The big myth that people are sold is: Teach the skill, and problem solved. That’s not how the brain works.

Brain gain is a bit like muscle growth. Going to the gym and lifting for one day is a great start. Looking in the mirror and flexing after one day is perhaps fun, but you won’t see any gains. Many repetitions are required. Growth comes from use. A novice with tiny muscles should be proud. And they generally recognize that those muscles are simply enough yet. More work needs to be done.

The second big myth people are sold is that if you go to a few sessions, your dog will be as good as the dogs in videos that the professionals post online.

What viewers are not often told is that many professionals spend hours at sports clubs drilling. What professionals do does not line up with what they sometimes advertise. You do not have to drill this much. Recognize that the lifestyle of those in the dog community is often not at all the same as the normal family home. Do the work. But also, cut yourself some slack!

How does brain growth happen?

Repetition leads to growth inside the brain. This growth involves dendrites. Dendrites are little finger like projections on the end of the cell.
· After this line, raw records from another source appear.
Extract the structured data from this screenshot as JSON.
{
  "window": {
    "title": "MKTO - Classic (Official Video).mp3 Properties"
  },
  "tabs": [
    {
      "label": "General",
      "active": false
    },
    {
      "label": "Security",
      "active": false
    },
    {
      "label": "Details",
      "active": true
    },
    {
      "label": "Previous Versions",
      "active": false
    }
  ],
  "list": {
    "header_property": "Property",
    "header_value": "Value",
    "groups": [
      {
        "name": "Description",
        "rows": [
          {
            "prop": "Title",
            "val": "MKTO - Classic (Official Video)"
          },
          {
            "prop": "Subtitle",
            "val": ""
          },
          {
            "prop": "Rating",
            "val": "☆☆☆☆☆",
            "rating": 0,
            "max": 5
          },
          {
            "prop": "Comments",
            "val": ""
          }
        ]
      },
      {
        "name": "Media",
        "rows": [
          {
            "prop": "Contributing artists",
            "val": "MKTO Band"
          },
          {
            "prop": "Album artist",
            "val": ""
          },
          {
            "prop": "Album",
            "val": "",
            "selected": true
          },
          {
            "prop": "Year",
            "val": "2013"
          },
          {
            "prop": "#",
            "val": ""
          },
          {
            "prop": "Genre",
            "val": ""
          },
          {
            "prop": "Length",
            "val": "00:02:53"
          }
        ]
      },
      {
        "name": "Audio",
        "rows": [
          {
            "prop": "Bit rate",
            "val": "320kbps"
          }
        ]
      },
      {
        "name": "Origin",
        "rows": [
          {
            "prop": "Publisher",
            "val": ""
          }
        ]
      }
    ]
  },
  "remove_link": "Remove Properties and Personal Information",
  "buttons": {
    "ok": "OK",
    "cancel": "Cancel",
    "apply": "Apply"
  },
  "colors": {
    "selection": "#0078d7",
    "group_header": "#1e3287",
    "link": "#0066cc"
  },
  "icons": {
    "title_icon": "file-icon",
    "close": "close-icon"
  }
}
When the brain is exercised, it doesn’t grow more cells. More dendrites, or connections are formed. The more “fingers,” the denser the area becomes. It’s a cellular, dendrite dense “superhighway.” These cells do not touch one another. There is a gap between them. The brain “bridges” the gap temporarily with little balls of chemicals called neurotransmitters. If this sounds a bit complicated, don’t worry – there’s a good analogy for it!

Imagine a game of ball tossing. If you have a huge team, you can throw lots of balls. If the other team is big, they have plenty of people to catch those balls. Team two then throws the balls to team three. It’s not a perfect analogy, but think of the neurotransmitters as little balls of chemicals. One neuron “tosses” the ball to the next neuron, and maybe it might be caught. If your team is small, and the receiving team is small, there are big spaces and gaps making it harder for the ball to get where it needs to go. More “fingers” means more opportunities to “catch the chemical ball.” That creates a stronger path.

More dendrites creates a “spiderweb” of connections. This is “brain muscle.” It takes repetitions to build it.

When a dog is faced with multiple options, the superhighway will win. Dogs with manners issues generally have a superhighway for undesirable behaviour and a winding, slow, pebble lined country lane for new, “good” skills. The bad continues to win. Dendrites are added by practice and use. With practice, proficiency comes. Brain imaging shows that the brain actually uses different areas for many skills being learned and those that have been learned to fluency. It is this “jump” that pet people want, but perhaps don’t know that they want. They want a dog that listens quickly, accurately, consistently – AUTOMATICALLY.

The reason professionals can tip into automatic so quickly is that they are really good at doing many repetitions in a very short period of time. Professionals are immersed in training. Novices have to think about what they are doing. It’s fine. It’s truly, truly fine. But it will take longer for a novice to train a dog than a professional. Don’t forget that professionals have different lifestyles. They are immersed in drilling.

As skills are tied to number of repetitions, there is no way of buying ones way out of this dilemma. To get results, it takes reps. Just like muscle building takes reps.

If you feel overwhelmed, talk with your pet training professional and ask to schedule sessions every other week. This allows for more time to practice prior to the next lesson. People sometimes need to give themselves the permission to as for consideration because they fear being shamed or guilted. While it may take longer, so long as the work is being done, results will follow. Many professionals, if able, will accommodate because we want you to succeed.

NB – Repetitions are not the only mechanism behind learning and there are other processes. Recency, priming effects, value, temporal relationships OH MY…..Best left for another blog.)